Friday, February 11, 2011

I'm really a turtle

One of my favorite designers, Cecily Glowik MacDonald and I couldn't be more different, at least in the body department. I've written previously about how designers design for their own bodies, and rightly so; some day, I will design patterns for lumpy chicks like me.

It's a given that Cecily creates sweaters for her lithe, long, lean form, as shown in my favorite photo from the previous post. Just compare her skinny little ass to my giant one.


Another difference between Cecily and me is that she actually has a neck. I do not, or at least not much of one. My neck is maybe an inch high which means I cannot comfortably wear turtlenecks or cowl-necked sweaters. Cecily, however, pulls off long-necked pullovers with great aplomb. Check out the pretty Hollyhock sweater she published today. She looks lovely.


Now check me out in the same design:


I'm smiling under that giant neck - hope you are, too. In my next life, may I have a long neck and a skinny ass just like Cecily, and use a lot less yarn when knitting a sweater, too. ;-)

Thursday, February 10, 2011

Another Early Bird update

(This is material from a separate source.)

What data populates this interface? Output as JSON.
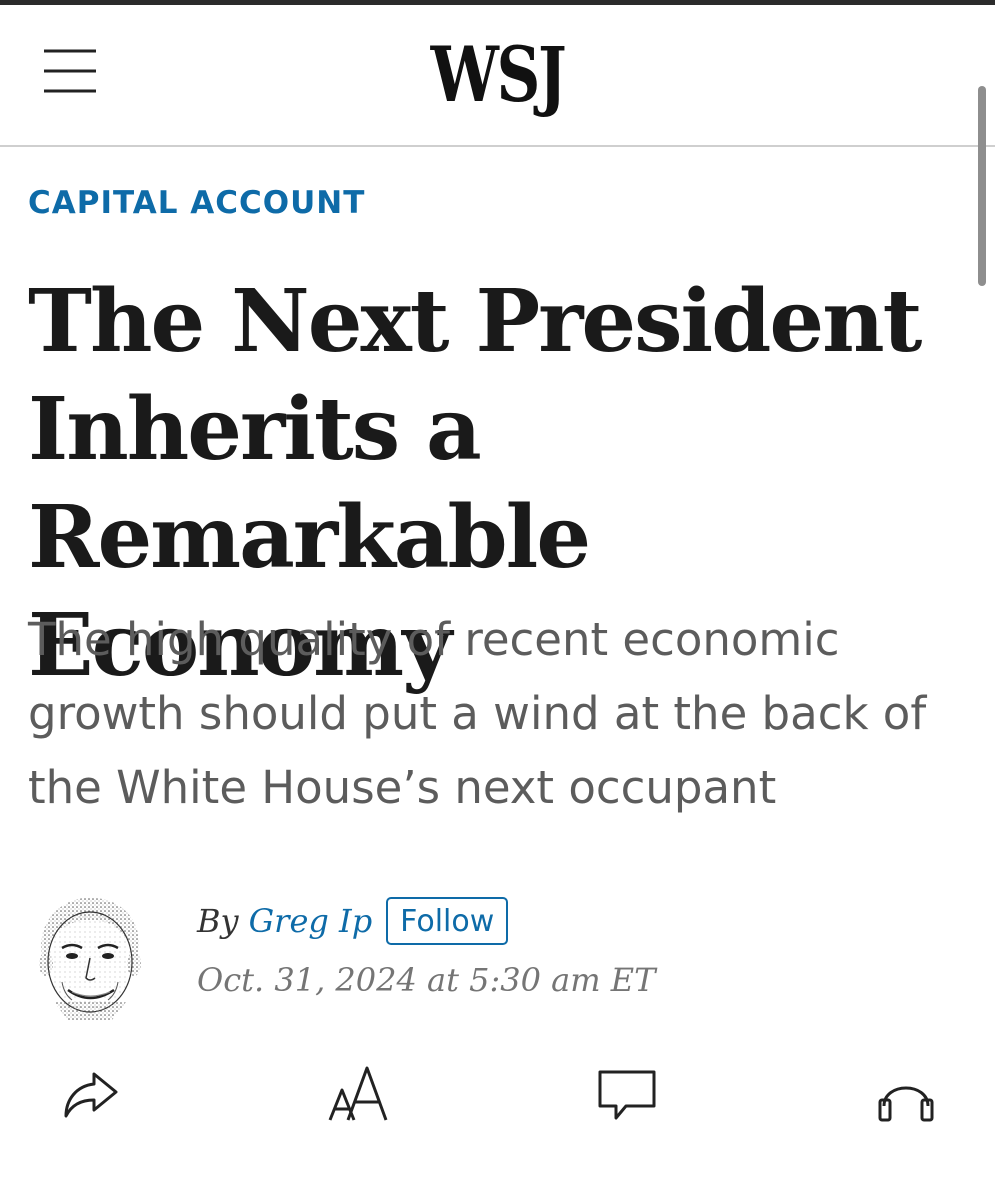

Whew! Last night I finished the second sleeve from my beauteous Early Bird Special Cardigan. I gave both sleeves a bath this morning and now they're napping the afternoon away on blocking boards.


Let me show you my absolutely perfect buttons! The buttons, shown here on the swatch, foreshadow a beautiful design detail suggested by Kathy Zimmerman: I'm going to put the buttons and the buttonholes in the middle of the first cable. (This photo simulates what the sweater will look like when buttoned.) Imagine my delight when I stumbled on these oval celtic buttons at Kathy's store. She only had a few but I was able to find the rest I needed online.


Last night I also mapped out where the cables will appear on the back. I'm enjoying designing this cardigan. Kathy sent me on my way with some design milestones such as the cable stitch pattern and the buttonhole details, but I get to decide exactly which route I take to get to the finished sweater. It's so fun! I plan to cast on for the back this evening.


I'm still pushing to have the Early Bird finished by mid-March before we start the Waltham Cabled Cardigan KAL. If you haven't signed up or want to learn more about this knitalong, visit our Ravelry page. The 50 intrepid knitters who have signed up are busy choosing their yarn and starting their swatches. Come join us! We'd love to have you. Here's a photo of the gorgeous Waltham in case you haven't seen it.